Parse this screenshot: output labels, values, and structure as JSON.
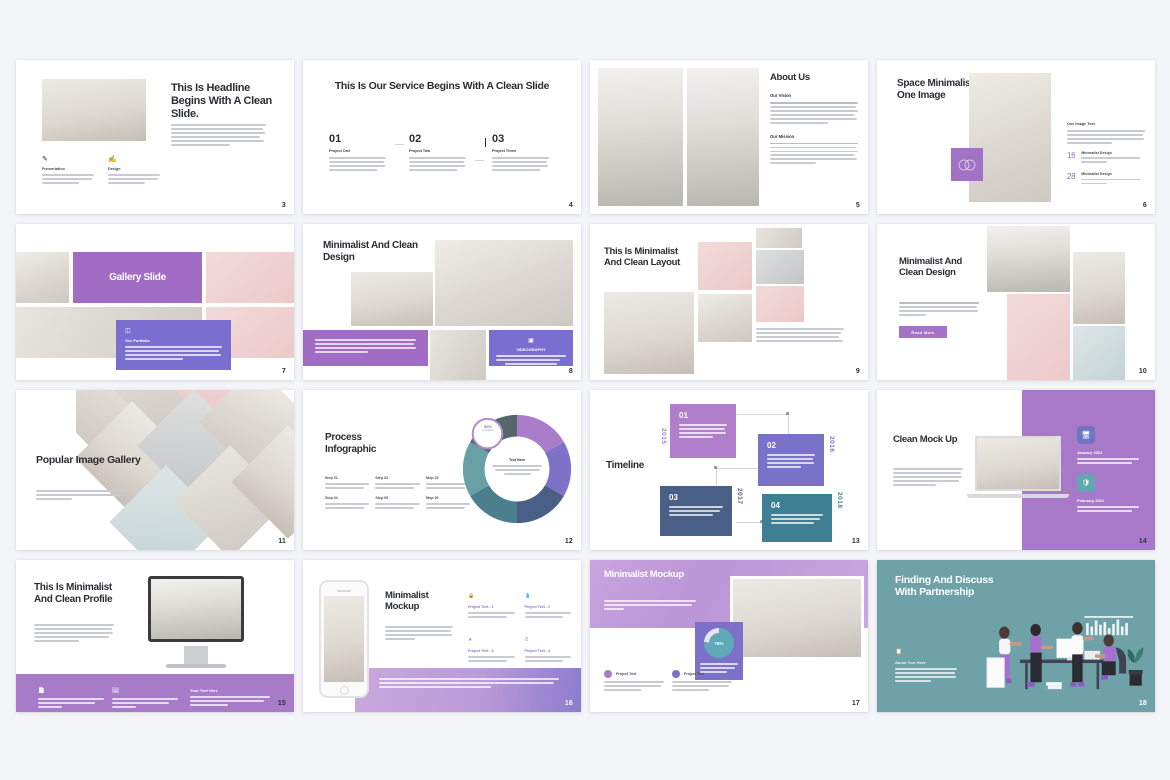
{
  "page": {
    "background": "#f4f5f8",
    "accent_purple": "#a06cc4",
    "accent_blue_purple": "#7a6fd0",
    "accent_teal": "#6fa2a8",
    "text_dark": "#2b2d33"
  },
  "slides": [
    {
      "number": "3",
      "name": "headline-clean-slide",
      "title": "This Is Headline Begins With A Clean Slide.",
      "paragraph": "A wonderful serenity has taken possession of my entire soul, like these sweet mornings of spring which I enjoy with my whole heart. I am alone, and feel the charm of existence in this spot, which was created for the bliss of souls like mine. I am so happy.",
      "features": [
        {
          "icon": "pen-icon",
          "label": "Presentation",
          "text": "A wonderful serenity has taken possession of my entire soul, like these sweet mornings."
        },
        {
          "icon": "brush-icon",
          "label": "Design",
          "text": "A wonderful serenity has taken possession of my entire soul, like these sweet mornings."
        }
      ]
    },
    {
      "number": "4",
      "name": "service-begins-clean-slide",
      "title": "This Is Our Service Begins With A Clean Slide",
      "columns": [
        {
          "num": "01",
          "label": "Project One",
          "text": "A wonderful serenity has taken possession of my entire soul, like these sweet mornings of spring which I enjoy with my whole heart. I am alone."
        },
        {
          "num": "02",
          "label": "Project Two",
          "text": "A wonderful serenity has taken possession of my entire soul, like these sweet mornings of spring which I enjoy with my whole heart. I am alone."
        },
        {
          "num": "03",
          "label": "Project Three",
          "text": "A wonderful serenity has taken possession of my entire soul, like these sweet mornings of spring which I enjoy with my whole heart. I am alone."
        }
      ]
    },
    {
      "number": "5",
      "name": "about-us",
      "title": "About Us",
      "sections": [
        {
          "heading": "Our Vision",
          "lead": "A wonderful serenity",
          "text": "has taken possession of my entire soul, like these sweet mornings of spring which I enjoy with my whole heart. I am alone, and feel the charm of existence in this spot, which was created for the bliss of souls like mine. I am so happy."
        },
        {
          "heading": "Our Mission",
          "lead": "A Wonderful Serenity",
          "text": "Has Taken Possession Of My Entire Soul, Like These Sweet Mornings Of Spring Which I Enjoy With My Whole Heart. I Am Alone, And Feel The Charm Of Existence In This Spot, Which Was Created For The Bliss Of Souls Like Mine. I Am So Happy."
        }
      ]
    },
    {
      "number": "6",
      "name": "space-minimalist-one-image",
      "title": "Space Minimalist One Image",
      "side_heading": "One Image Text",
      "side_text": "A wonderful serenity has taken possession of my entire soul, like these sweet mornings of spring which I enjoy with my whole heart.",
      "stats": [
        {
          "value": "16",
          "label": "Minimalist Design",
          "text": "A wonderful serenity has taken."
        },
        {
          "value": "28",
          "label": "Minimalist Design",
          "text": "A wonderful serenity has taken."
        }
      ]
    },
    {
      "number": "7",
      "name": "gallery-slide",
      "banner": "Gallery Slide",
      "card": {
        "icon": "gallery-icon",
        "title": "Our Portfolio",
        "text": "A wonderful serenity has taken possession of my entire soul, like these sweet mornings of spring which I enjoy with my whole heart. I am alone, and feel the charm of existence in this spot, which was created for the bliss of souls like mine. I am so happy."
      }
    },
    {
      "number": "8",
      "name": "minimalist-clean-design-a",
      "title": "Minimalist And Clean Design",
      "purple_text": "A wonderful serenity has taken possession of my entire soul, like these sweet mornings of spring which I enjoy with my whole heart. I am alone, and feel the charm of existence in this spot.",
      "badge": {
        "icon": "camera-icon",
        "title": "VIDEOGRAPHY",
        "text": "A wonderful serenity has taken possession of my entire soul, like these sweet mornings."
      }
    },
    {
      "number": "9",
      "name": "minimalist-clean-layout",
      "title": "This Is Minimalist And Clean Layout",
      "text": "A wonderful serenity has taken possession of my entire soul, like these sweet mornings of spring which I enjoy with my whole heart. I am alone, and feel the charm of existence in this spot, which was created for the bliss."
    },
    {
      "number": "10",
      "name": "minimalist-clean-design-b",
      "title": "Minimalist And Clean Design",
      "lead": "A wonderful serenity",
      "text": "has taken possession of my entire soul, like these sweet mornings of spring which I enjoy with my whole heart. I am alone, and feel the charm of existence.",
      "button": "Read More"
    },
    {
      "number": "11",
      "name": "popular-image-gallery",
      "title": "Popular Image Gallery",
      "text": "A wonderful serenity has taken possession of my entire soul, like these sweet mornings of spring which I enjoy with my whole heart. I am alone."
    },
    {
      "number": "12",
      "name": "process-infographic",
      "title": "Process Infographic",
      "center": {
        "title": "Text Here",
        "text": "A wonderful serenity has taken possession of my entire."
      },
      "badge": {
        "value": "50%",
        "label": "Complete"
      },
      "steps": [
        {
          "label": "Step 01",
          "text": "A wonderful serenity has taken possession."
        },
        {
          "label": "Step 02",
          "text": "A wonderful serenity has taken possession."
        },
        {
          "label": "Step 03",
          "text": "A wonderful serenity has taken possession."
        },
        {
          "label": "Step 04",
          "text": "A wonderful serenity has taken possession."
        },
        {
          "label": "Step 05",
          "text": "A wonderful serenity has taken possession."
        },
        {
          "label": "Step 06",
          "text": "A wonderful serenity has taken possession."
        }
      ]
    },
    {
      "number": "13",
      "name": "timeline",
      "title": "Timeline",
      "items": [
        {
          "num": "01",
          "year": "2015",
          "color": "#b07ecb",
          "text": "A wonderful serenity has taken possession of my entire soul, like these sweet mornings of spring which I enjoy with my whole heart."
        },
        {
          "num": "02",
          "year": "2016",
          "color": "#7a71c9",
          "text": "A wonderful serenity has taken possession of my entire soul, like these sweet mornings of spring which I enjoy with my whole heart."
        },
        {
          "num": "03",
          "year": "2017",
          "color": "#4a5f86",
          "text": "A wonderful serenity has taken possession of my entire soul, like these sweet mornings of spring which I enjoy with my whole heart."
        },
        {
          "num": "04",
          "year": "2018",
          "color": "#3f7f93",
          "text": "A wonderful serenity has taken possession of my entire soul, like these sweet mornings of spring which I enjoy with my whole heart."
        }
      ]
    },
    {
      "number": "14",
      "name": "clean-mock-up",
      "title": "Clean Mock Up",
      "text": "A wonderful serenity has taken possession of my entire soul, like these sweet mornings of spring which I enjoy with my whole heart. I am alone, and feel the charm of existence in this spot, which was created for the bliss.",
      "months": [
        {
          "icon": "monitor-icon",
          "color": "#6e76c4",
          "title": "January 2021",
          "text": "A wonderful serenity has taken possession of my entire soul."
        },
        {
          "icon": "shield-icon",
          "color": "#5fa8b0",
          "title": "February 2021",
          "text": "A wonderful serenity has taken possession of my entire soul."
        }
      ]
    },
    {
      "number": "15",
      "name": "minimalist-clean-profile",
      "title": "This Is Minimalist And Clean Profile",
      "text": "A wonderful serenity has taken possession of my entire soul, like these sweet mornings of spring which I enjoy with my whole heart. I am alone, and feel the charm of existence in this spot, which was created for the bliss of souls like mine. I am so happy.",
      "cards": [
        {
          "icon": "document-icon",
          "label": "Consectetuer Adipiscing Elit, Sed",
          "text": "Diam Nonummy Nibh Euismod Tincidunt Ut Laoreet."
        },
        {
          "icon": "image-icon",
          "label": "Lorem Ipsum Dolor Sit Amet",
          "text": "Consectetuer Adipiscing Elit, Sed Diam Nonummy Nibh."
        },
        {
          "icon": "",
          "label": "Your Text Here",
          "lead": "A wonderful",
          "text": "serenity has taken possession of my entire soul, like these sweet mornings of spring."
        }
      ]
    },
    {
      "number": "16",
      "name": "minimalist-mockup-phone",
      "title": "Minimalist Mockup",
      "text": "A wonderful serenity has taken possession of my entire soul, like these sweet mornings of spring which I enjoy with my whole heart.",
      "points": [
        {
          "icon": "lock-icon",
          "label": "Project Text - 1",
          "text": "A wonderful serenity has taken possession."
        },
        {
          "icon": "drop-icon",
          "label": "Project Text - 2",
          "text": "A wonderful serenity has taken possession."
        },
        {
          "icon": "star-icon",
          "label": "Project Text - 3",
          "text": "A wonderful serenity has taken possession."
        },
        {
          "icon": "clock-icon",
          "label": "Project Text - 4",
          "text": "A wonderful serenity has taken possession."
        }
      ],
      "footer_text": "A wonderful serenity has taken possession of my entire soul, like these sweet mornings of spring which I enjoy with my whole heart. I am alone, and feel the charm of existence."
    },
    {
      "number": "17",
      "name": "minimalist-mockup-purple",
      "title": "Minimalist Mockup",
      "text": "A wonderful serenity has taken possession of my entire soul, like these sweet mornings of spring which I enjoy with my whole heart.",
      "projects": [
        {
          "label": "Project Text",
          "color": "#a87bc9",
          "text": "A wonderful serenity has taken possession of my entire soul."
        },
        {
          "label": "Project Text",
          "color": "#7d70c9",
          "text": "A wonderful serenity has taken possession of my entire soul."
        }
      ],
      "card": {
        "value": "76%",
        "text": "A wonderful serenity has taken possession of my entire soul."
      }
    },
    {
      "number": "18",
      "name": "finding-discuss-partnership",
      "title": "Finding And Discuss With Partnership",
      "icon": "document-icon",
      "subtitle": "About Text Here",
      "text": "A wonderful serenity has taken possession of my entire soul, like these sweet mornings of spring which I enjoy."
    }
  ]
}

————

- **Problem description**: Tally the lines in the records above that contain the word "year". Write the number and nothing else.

- **Your solution**: 4